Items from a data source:

-- Opening Marker --

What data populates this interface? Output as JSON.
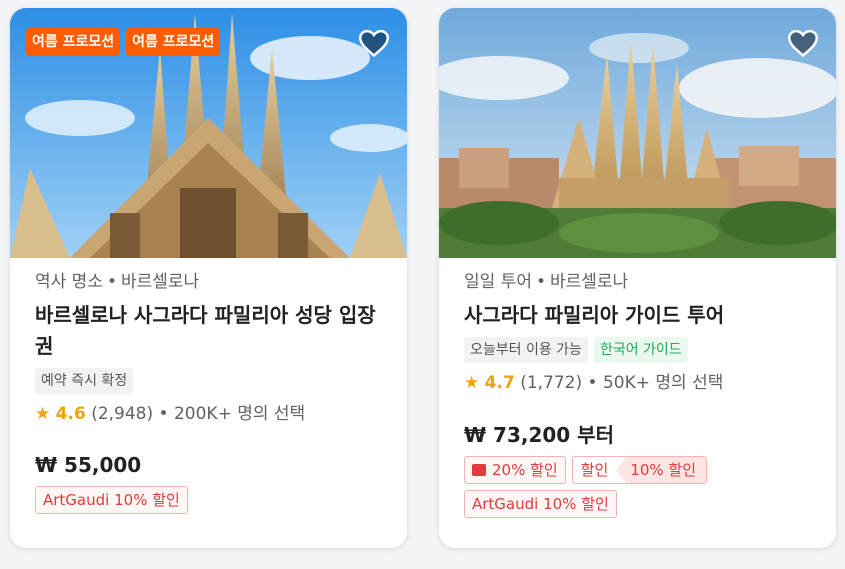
{
  "cards": [
    {
      "promos": [
        "여름 프로모션",
        "여름 프로모션"
      ],
      "category": "역사 명소",
      "city": "바르셀로나",
      "title": "바르셀로나 사그라다 파밀리아 성당 입장권",
      "chips": [
        "예약 즉시 확정"
      ],
      "rating": "4.6",
      "reviews": "(2,948)",
      "popularity": "200K+ 명의 선택",
      "price": "₩ 55,000",
      "deals": [
        "ArtGaudi 10% 할인"
      ]
    },
    {
      "category": "일일 투어",
      "city": "바르셀로나",
      "title": "사그라다 파밀리아 가이드 투어",
      "chips": [
        "오늘부터 이용 가능",
        "한국어 가이드"
      ],
      "rating": "4.7",
      "reviews": "(1,772)",
      "popularity": "50K+ 명의 선택",
      "price": "₩ 73,200 부터",
      "deals": {
        "coupon": "20% 할인",
        "split_left": "할인",
        "split_right": "10% 할인",
        "code": "ArtGaudi 10% 할인"
      }
    }
  ],
  "icons": {
    "heart": "heart-icon",
    "star": "star-icon",
    "coupon": "ticket-icon"
  }
}
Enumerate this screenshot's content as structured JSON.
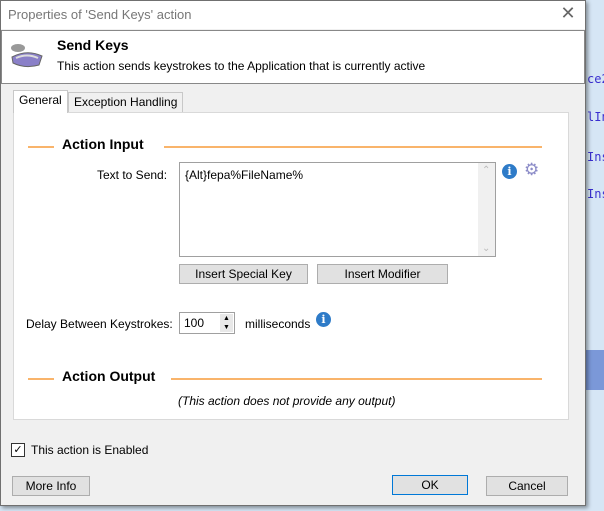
{
  "background": {
    "snippets": [
      "ce2",
      "lIn",
      "Ins",
      "Ins"
    ]
  },
  "dialog": {
    "title": "Properties of 'Send Keys' action",
    "header": {
      "title": "Send Keys",
      "description": "This action sends keystrokes to the Application that is currently active",
      "icon": "keyboard-icon"
    },
    "tabs": [
      {
        "label": "General",
        "active": true
      },
      {
        "label": "Exception Handling",
        "active": false
      }
    ],
    "input_section": "Action Input",
    "text_to_send": {
      "label": "Text to Send:",
      "value": "{Alt}fepa%FileName%"
    },
    "insert_special_key": "Insert Special Key",
    "insert_modifier": "Insert Modifier",
    "delay": {
      "label": "Delay Between Keystrokes:",
      "value": "100",
      "unit": "milliseconds"
    },
    "output_section": "Action Output",
    "output_note": "(This action does not provide any output)",
    "enabled": {
      "label": "This action is Enabled",
      "checked": true
    },
    "buttons": {
      "more_info": "More Info",
      "ok": "OK",
      "cancel": "Cancel"
    },
    "colors": {
      "section_line": "#f9b46b",
      "accent_blue": "#0078d7"
    }
  }
}
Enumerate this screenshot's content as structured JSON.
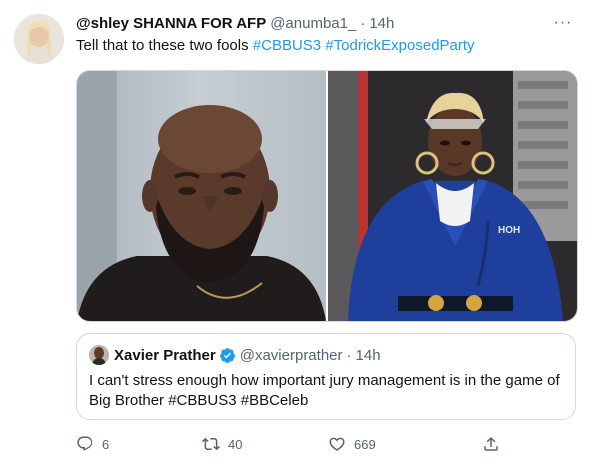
{
  "tweet": {
    "display_name": "@shley SHANNA FOR AFP",
    "handle": "@anumba1_",
    "separator": "·",
    "time": "14h",
    "more_label": "···",
    "text_prefix": "Tell that to these two fools ",
    "hashtags": [
      "#CBBUS3",
      "#TodrickExposedParty"
    ],
    "avatar_icon": "user-avatar"
  },
  "media": {
    "images": [
      {
        "icon": "photo-man-beard"
      },
      {
        "icon": "photo-man-blue-robe"
      }
    ],
    "robe_text": "HOH"
  },
  "quote": {
    "display_name": "Xavier Prather",
    "verified_icon": "verified-badge-icon",
    "handle": "@xavierprather",
    "separator": "·",
    "time": "14h",
    "text": "I can't stress enough how important jury management is in the game of Big Brother #CBBUS3 #BBCeleb"
  },
  "actions": {
    "replies": "6",
    "retweets": "40",
    "likes": "669"
  },
  "colors": {
    "accent": "#1d9bf0",
    "secondary_text": "#536471",
    "border": "#cfd9de"
  }
}
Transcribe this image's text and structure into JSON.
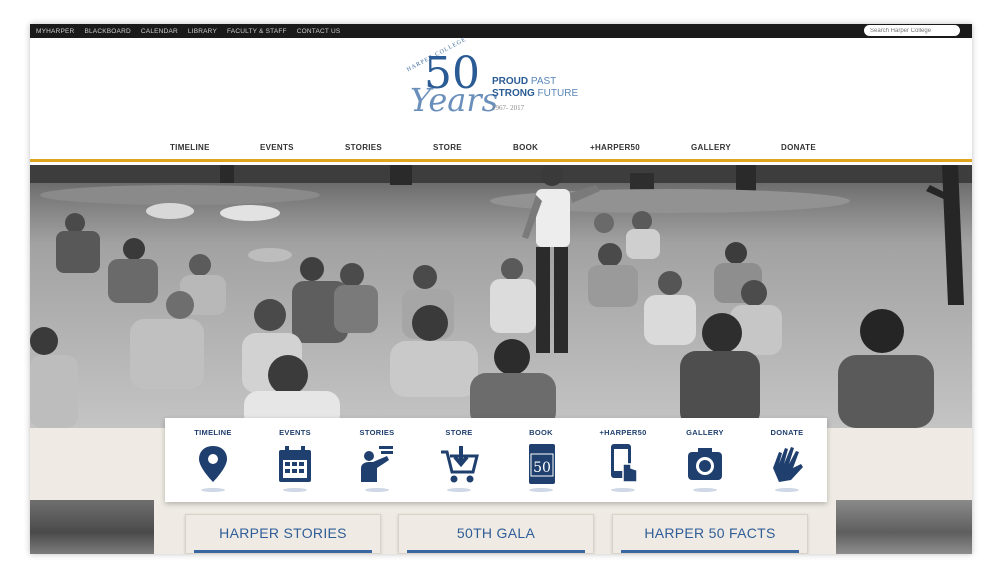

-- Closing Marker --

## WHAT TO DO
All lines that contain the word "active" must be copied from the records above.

## ANSWER SECTION
      "description": "This action sends keystrokes to the Application that is currently active",
        "active": true
        "active": false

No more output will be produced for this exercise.